Please reproduce the data exactly and omit the pictures.

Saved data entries
###
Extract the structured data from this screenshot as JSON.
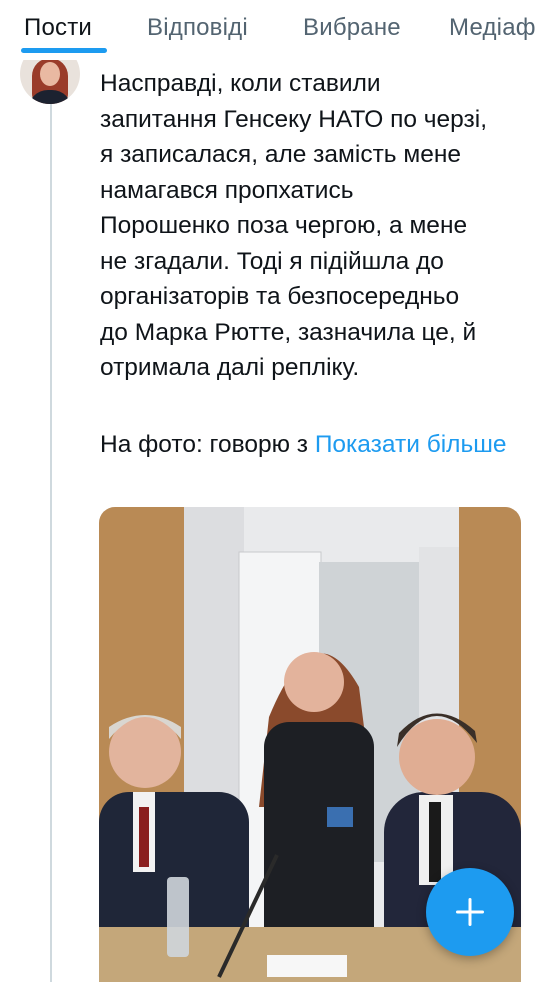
{
  "tabs": [
    {
      "label": "Пости",
      "active": true
    },
    {
      "label": "Відповіді",
      "active": false
    },
    {
      "label": "Вибране",
      "active": false
    },
    {
      "label": "Медіаф",
      "active": false
    }
  ],
  "post": {
    "text": "Насправді, коли ставили\nзапитання Генсеку НАТО по черзі,\nя записалася, але замість мене\nнамагався пропхатись\nПорошенко поза чергою, а мене\nне згадали. Тоді я підійшла до\nорганізаторів та безпосередньо\nдо Марка Рютте, зазначила це, й\nотримала далі репліку.",
    "teaser": "На фото: говорю з",
    "show_more": "Показати більше"
  },
  "fab": {
    "icon": "plus-icon",
    "color": "#1d9bf0"
  },
  "colors": {
    "accent": "#1d9bf0",
    "text": "#0f1419",
    "muted": "#536471"
  }
}
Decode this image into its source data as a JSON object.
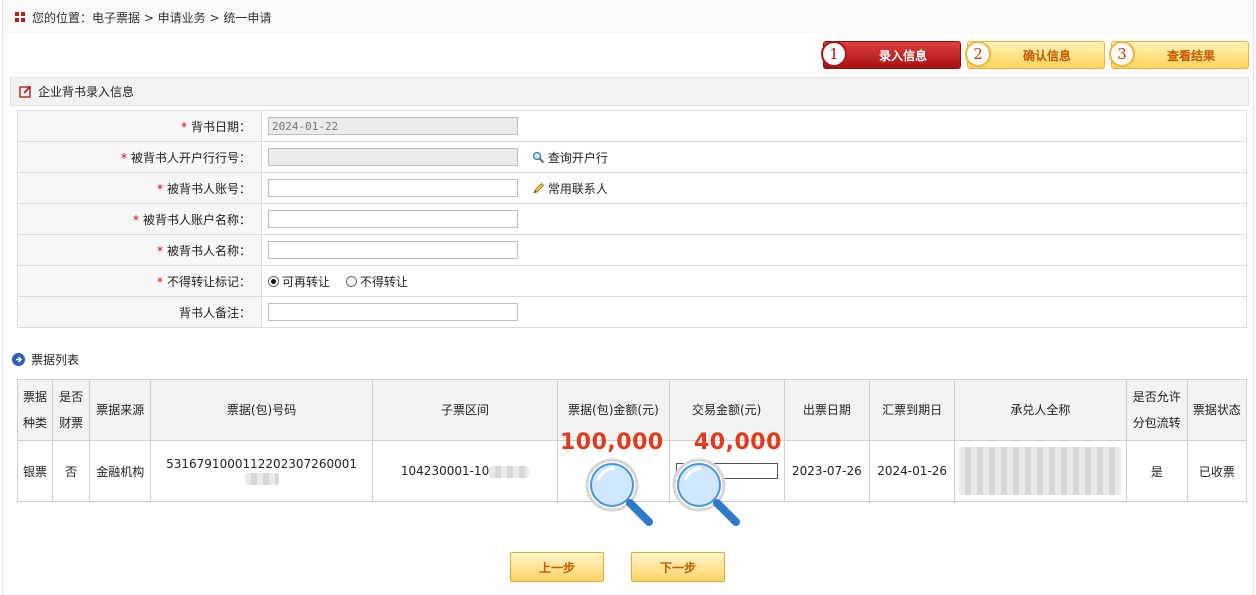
{
  "breadcrumb": {
    "text": "您的位置：电子票据 > 申请业务 > 统一申请"
  },
  "steps": [
    {
      "num": "1",
      "label": "录入信息"
    },
    {
      "num": "2",
      "label": "确认信息"
    },
    {
      "num": "3",
      "label": "查看结果"
    }
  ],
  "section": {
    "title": "企业背书录入信息"
  },
  "form": {
    "endorse_date_label": "背书日期：",
    "endorse_date_value": "2024-01-22",
    "bank_no_label": "被背书人开户行行号：",
    "bank_no_value": "",
    "query_bank_link": "查询开户行",
    "account_label": "被背书人账号：",
    "contacts_link": "常用联系人",
    "account_name_label": "被背书人账户名称：",
    "name_label": "被背书人名称：",
    "transfer_label": "不得转让标记：",
    "transfer_opt1": "可再转让",
    "transfer_opt2": "不得转让",
    "remark_label": "背书人备注：",
    "required_mark": "*"
  },
  "list": {
    "title": "票据列表",
    "headers": {
      "kind": "票据种类",
      "finance": "是否财票",
      "source": "票据来源",
      "number": "票据(包)号码",
      "range": "子票区间",
      "amount": "票据(包)金额(元)",
      "trade": "交易金额(元)",
      "issue_date": "出票日期",
      "due_date": "汇票到期日",
      "acceptor": "承兑人全称",
      "split": "是否允许分包流转",
      "status": "票据状态"
    },
    "row": {
      "kind": "银票",
      "finance": "否",
      "source": "金融机构",
      "number": "5316791000112202307260001",
      "range": "104230001-10",
      "amount": "",
      "trade": "",
      "issue_date": "2023-07-26",
      "due_date": "2024-01-26",
      "acceptor": "",
      "split": "是",
      "status": "已收票"
    },
    "overlay_amount": "100,000",
    "overlay_trade": "40,000"
  },
  "buttons": {
    "prev": "上一步",
    "next": "下一步"
  },
  "colors": {
    "accent": "#b81d1d",
    "step_yellow": "#ffd25a",
    "overlay_red": "#e5391c"
  }
}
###
▸ **Solution**:
Extract the structured data from this screenshot as JSON.
{
  "tabs": [
    {
      "label": "Пости",
      "active": true
    },
    {
      "label": "Відповіді",
      "active": false
    },
    {
      "label": "Вибране",
      "active": false
    },
    {
      "label": "Медіаф",
      "active": false
    }
  ],
  "post": {
    "text": "Насправді, коли ставили\nзапитання Генсеку НАТО по черзі,\nя записалася, але замість мене\nнамагався пропхатись\nПорошенко поза чергою, а мене\nне згадали. Тоді я підійшла до\nорганізаторів та безпосередньо\nдо Марка Рютте, зазначила це, й\nотримала далі репліку.",
    "teaser": "На фото: говорю з",
    "show_more": "Показати більше"
  },
  "fab": {
    "icon": "plus-icon",
    "color": "#1d9bf0"
  },
  "colors": {
    "accent": "#1d9bf0",
    "text": "#0f1419",
    "muted": "#536471"
  }
}
Decode this image into its source data as a JSON object.
{
  "breadcrumb": {
    "text": "您的位置：电子票据 > 申请业务 > 统一申请"
  },
  "steps": [
    {
      "num": "1",
      "label": "录入信息"
    },
    {
      "num": "2",
      "label": "确认信息"
    },
    {
      "num": "3",
      "label": "查看结果"
    }
  ],
  "section": {
    "title": "企业背书录入信息"
  },
  "form": {
    "endorse_date_label": "背书日期：",
    "endorse_date_value": "2024-01-22",
    "bank_no_label": "被背书人开户行行号：",
    "bank_no_value": "",
    "query_bank_link": "查询开户行",
    "account_label": "被背书人账号：",
    "contacts_link": "常用联系人",
    "account_name_label": "被背书人账户名称：",
    "name_label": "被背书人名称：",
    "transfer_label": "不得转让标记：",
    "transfer_opt1": "可再转让",
    "transfer_opt2": "不得转让",
    "remark_label": "背书人备注：",
    "required_mark": "*"
  },
  "list": {
    "title": "票据列表",
    "headers": {
      "kind": "票据种类",
      "finance": "是否财票",
      "source": "票据来源",
      "number": "票据(包)号码",
      "range": "子票区间",
      "amount": "票据(包)金额(元)",
      "trade": "交易金额(元)",
      "issue_date": "出票日期",
      "due_date": "汇票到期日",
      "acceptor": "承兑人全称",
      "split": "是否允许分包流转",
      "status": "票据状态"
    },
    "row": {
      "kind": "银票",
      "finance": "否",
      "source": "金融机构",
      "number": "5316791000112202307260001",
      "range": "104230001-10",
      "amount": "",
      "trade": "",
      "issue_date": "2023-07-26",
      "due_date": "2024-01-26",
      "acceptor": "",
      "split": "是",
      "status": "已收票"
    },
    "overlay_amount": "100,000",
    "overlay_trade": "40,000"
  },
  "buttons": {
    "prev": "上一步",
    "next": "下一步"
  },
  "colors": {
    "accent": "#b81d1d",
    "step_yellow": "#ffd25a",
    "overlay_red": "#e5391c"
  }
}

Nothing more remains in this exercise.